Fit: aov(formula = bill_length_mm ~ species * sex, data = drop_na(penguins, sex))
$species
diff lwr upr p adj
Chinstrap-Adelie 10.009851 9.209424 10.8102782 0.0000000
Gentoo-Adelie 8.744095 8.070779 9.4174106 0.0000000
Gentoo-Chinstrap -1.265756 -2.094535 -0.4369773 0.0010847
$sex
diff lwr upr p adj
male-female 3.693368 3.194089 4.192646 0
$`species:sex`
diff lwr upr p adj
Chinstrap:female-Adelie:female 9.315995 7.937732 10.6942588 0.0000000
Gentoo:female-Adelie:female 8.306259 7.138639 9.4738788 0.0000000
Adelie:male-Adelie:female 3.132877 2.034137 4.2316165 0.0000000
Chinstrap:male-Adelie:female 13.836583 12.458320 15.2148470 0.0000000
Gentoo:male-Adelie:female 12.216236 11.064727 13.3677453 0.0000000
Gentoo:female-Chinstrap:female -1.009736 -2.443514 0.4240412 0.3338130
Adelie:male-Chinstrap:female -6.183118 -7.561382 -4.8048548 0.0000000
Chinstrap:male-Chinstrap:female 4.520588 2.910622 6.1305547 0.0000000
Gentoo:male-Chinstrap:female 2.900241 1.479553 4.3209291 0.0000002
Adelie:male-Gentoo:female -5.173382 -6.341002 -4.0057622 0.0000000
Chinstrap:male-Gentoo:female 5.530325 4.096547 6.9641020 0.0000000

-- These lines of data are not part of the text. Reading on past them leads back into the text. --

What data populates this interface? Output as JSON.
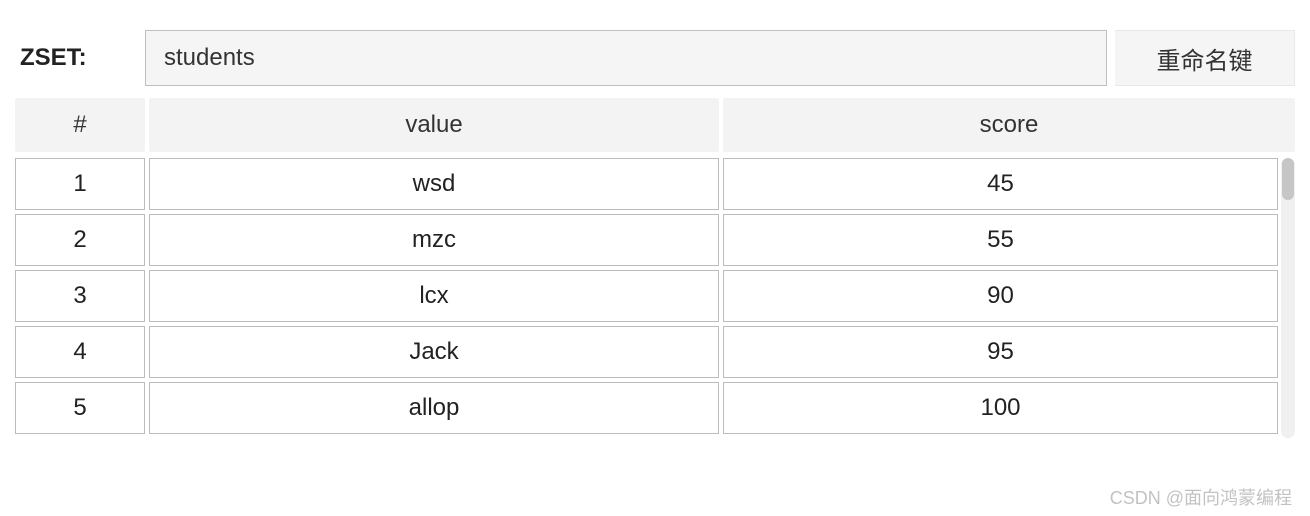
{
  "header": {
    "type_label": "ZSET:",
    "key_value": "students",
    "rename_label": "重命名键"
  },
  "table": {
    "columns": {
      "index": "#",
      "value": "value",
      "score": "score"
    },
    "rows": [
      {
        "index": "1",
        "value": "wsd",
        "score": "45"
      },
      {
        "index": "2",
        "value": "mzc",
        "score": "55"
      },
      {
        "index": "3",
        "value": "lcx",
        "score": "90"
      },
      {
        "index": "4",
        "value": "Jack",
        "score": "95"
      },
      {
        "index": "5",
        "value": "allop",
        "score": "100"
      }
    ]
  },
  "watermark": "CSDN @面向鸿蒙编程",
  "chart_data": {
    "type": "table",
    "title": "ZSET students",
    "columns": [
      "#",
      "value",
      "score"
    ],
    "rows": [
      [
        1,
        "wsd",
        45
      ],
      [
        2,
        "mzc",
        55
      ],
      [
        3,
        "lcx",
        90
      ],
      [
        4,
        "Jack",
        95
      ],
      [
        5,
        "allop",
        100
      ]
    ]
  }
}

Gentoo:male-Gentoo:female 3.909977 2.692570 5.1273846 0.0000000
Chinstrap:male-Adelie:male 10.703707 9.325443 12.0819703 0.0000000
Gentoo:male-Adelie:male 9.083360 7.931851 10.2348686 0.0000000
Gentoo:male-Chinstrap:male -1.620347 -3.041035 -0.1996591 0.0149963
As we can see, except one interact is not significant, all other within and interacts are significant.
Plot
Error: country
Df Sum Sq Mean Sq F value Pr(>F)
Residuals 141 52225 370.4
Error: country:year
Df Sum Sq Mean Sq F value Pr(>F)
year 2 24036 12018 588.4 <2e-16 ***
Residuals 282 5760 20
---
Signif. codes: 0 '***' 0.001 '**' 0.01 '*' 0.05 '.' 0.1 ' ' 1
ANOVA has assumptions that need to be met, including the normality of data, homogeneity of variances, and independence of observations. Violation of these assumptions might affect the reliability of the ANOVA results.
Normality: The dependent variable should be approximately normally distributed for each group of the independent variable.
Homogeneity of variances: The variance of the dependent variable should be approximately equal for each group of the independent variable.
Independence: The observations should be independent of each other.
We can use R to check the assumptions. If the assumptions are not met, we can use non-parametric tests, such as Kruskal-Wallis test, to do the test.
In this lesson, we learned:
One-way ANOVA
Two-way ANOVA
Repeated measures ANOVA
In next lesson, we will learn how to do regression analysis in R.
Thank you!